The overall feeling of the SkyTeam Beijing lounge is in line with the design language of the alliance’s other lounges worldwide, including in Dubai and London, and features a social bar space, living wall, and airline member-agnostic colour scheme. Overall, it’s a brighter, Mid-Century Modern-ised evolution of the SkyTeam lounge concept.
It’s certainly a huge step above the ranks of low dark pleather armchairs with grubby antimacassars that are usually the seating features of lounges in Chinese airports, even the large international hubs.
Perhaps pointedly, the lounge will be operated by a third-party contractor for SkyTeam, rather than any of its China-based full or affiliate members. For the passenger experience of the lounge, that may well be a net positive, since despite significant investment in airline hard product, and a growing focus on soft product and service, China’s airline lounges have lagged disappointingly behind the international competition.

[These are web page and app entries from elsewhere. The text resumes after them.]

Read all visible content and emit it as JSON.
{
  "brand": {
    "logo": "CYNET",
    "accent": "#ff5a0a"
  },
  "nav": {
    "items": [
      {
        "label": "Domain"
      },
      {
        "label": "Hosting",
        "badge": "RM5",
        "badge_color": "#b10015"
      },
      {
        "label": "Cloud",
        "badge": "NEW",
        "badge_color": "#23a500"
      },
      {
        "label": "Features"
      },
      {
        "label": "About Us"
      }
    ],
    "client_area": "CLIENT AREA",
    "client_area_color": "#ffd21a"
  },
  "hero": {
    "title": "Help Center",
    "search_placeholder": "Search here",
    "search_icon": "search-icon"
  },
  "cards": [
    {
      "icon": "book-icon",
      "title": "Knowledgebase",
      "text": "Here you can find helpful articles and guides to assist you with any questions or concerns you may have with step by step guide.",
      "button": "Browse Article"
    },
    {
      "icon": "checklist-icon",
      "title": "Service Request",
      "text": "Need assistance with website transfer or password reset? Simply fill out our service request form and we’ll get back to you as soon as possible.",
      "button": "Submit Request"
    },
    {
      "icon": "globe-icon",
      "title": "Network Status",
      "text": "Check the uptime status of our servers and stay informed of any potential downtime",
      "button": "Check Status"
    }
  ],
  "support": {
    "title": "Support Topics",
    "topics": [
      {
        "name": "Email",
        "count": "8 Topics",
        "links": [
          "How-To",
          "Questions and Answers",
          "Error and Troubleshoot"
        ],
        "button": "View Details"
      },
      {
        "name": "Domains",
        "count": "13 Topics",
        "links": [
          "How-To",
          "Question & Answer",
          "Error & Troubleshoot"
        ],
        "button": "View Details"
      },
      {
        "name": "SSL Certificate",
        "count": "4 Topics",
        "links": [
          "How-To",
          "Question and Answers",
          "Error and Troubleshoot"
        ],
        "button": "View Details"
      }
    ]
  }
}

It’s hard to think of a lounge operated by a PRC airline that stands out for any of the right reasons. The best I can come up with is that the Air China lounge in Shanghai has private nap cabins with their own air conditioners where you can escape the one-kuai-chuck wine and crustily-edged food.
“More than fourteen million SkyTeam passengers fly through Beijing each year,” SkyTeam CEO Perry Cantarutti says, “and, as the largest alliance in Greater China, opening our second lounge underscores our commitment to enhancing the travel experience for our top customers in the region. With the new lounge, SkyTeam will offer more branded lounges across its global network than any other airline alliance. Because these lounges are popular with our customers and add value for our members, we are developing plans to expand our global lounge portfolio even further.”
The SkyTeam lounge promises seating for 160 guests, and a variety of “hot drinks, water and soft drinks, plus premium-label beers and spirits”, plus a “buffet with hot and cold Chinese and international food offered throughout the day”.
With no brand names mentioned, the wider question is whether SkyTeam’s contractor, Beijing Aviation Ground Services, can manage to deliver a lounge experience that stands up to the PR promises.
It will be telling to see whether the lounge experience matches the investment from the alliance, the existing expectations of overseas travellers, and the growing expectations of Chinese business class travellers who have experienced the overseas lounge standard.
But the lounge may not be that long for this world. Within the next three years, Beijing Capital is due to become the Star Alliance airport for Beijing while SkyTeam carriers move to Beijing’s as-yet-unnamed new airport in Daxing, some 46 km (29 miles) south of the centre of the city.
While Aviation Week reports that some SkyTeam carriers are less excited about the prospect of moving, there may not be another option — either de facto when China Eastern and China Southern move, or de jure when aviation authorities make their decisions.
- Airlines need to Nudge passengers into lounge quiet
- Airline lounges are as important as ever – including in economy
- Op-Ed: Clear expectations key to passenger experience on alliances
- RGN’s lounges coverage archives